What the task requires: Write out every entry in full. Leave nothing out.

Excerpts from an interface dataset:
• • • • •

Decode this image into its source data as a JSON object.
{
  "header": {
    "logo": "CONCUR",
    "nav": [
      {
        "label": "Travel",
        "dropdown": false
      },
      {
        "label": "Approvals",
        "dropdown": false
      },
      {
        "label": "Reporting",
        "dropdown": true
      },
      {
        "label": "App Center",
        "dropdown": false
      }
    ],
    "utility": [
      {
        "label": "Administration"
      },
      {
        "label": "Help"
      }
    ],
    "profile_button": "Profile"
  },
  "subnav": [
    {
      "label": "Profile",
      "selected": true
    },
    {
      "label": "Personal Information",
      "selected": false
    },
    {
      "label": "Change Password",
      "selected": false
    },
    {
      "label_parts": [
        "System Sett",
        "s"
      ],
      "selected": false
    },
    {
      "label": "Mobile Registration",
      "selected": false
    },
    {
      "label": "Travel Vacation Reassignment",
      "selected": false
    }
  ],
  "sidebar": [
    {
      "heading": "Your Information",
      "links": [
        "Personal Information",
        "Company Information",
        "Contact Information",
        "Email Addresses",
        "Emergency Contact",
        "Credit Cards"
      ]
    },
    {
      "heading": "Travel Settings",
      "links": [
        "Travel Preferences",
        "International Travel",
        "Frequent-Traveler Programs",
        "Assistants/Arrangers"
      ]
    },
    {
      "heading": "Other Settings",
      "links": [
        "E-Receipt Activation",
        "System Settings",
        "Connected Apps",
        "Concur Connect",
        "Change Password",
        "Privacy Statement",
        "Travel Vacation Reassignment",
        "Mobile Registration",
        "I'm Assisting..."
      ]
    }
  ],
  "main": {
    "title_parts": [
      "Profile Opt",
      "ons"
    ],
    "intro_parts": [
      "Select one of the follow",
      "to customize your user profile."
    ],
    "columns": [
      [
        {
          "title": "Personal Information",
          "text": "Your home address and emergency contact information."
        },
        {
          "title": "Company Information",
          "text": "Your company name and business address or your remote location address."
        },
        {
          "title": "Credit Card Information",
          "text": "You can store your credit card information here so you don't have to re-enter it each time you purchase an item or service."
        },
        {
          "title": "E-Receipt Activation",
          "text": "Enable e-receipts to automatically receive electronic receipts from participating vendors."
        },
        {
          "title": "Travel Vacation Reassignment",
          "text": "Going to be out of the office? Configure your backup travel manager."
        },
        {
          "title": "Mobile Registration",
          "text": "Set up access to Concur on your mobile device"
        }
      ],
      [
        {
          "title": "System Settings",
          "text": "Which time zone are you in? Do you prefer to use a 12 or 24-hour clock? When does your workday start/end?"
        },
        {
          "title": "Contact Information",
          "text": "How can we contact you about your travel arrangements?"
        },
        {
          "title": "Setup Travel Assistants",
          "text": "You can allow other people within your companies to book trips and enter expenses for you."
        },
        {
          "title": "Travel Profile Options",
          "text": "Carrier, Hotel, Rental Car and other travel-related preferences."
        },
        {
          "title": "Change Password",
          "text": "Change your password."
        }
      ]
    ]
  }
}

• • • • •

Answer box:
Decode this image into its source data as a JSON object.
{
  "header": {
    "logo": "CONCUR",
    "nav": [
      {
        "label": "Travel",
        "dropdown": false
      },
      {
        "label": "Approvals",
        "dropdown": false
      },
      {
        "label": "Reporting",
        "dropdown": true
      },
      {
        "label": "App Center",
        "dropdown": false
      }
    ],
    "utility": [
      {
        "label": "Administration"
      },
      {
        "label": "Help"
      }
    ],
    "profile_button": "Profile"
  },
  "subnav": [
    {
      "label": "Profile",
      "selected": true
    },
    {
      "label": "Personal Information",
      "selected": false
    },
    {
      "label": "Change Password",
      "selected": false
    },
    {
      "label_parts": [
        "System Sett",
        "s"
      ],
      "selected": false
    },
    {
      "label": "Mobile Registration",
      "selected": false
    },
    {
      "label": "Travel Vacation Reassignment",
      "selected": false
    }
  ],
  "sidebar": [
    {
      "heading": "Your Information",
      "links": [
        "Personal Information",
        "Company Information",
        "Contact Information",
        "Email Addresses",
        "Emergency Contact",
        "Credit Cards"
      ]
    },
    {
      "heading": "Travel Settings",
      "links": [
        "Travel Preferences",
        "International Travel",
        "Frequent-Traveler Programs",
        "Assistants/Arrangers"
      ]
    },
    {
      "heading": "Other Settings",
      "links": [
        "E-Receipt Activation",
        "System Settings",
        "Connected Apps",
        "Concur Connect",
        "Change Password",
        "Privacy Statement",
        "Travel Vacation Reassignment",
        "Mobile Registration",
        "I'm Assisting..."
      ]
    }
  ],
  "main": {
    "title_parts": [
      "Profile Opt",
      "ons"
    ],
    "intro_parts": [
      "Select one of the follow",
      "to customize your user profile."
    ],
    "columns": [
      [
        {
          "title": "Personal Information",
          "text": "Your home address and emergency contact information."
        },
        {
          "title": "Company Information",
          "text": "Your company name and business address or your remote location address."
        },
        {
          "title": "Credit Card Information",
          "text": "You can store your credit card information here so you don't have to re-enter it each time you purchase an item or service."
        },
        {
          "title": "E-Receipt Activation",
          "text": "Enable e-receipts to automatically receive electronic receipts from participating vendors."
        },
        {
          "title": "Travel Vacation Reassignment",
          "text": "Going to be out of the office? Configure your backup travel manager."
        },
        {
          "title": "Mobile Registration",
          "text": "Set up access to Concur on your mobile device"
        }
      ],
      [
        {
          "title": "System Settings",
          "text": "Which time zone are you in? Do you prefer to use a 12 or 24-hour clock? When does your workday start/end?"
        },
        {
          "title": "Contact Information",
          "text": "How can we contact you about your travel arrangements?"
        },
        {
          "title": "Setup Travel Assistants",
          "text": "You can allow other people within your companies to book trips and enter expenses for you."
        },
        {
          "title": "Travel Profile Options",
          "text": "Carrier, Hotel, Rental Car and other travel-related preferences."
        },
        {
          "title": "Change Password",
          "text": "Change your password."
        }
      ]
    ]
  }
}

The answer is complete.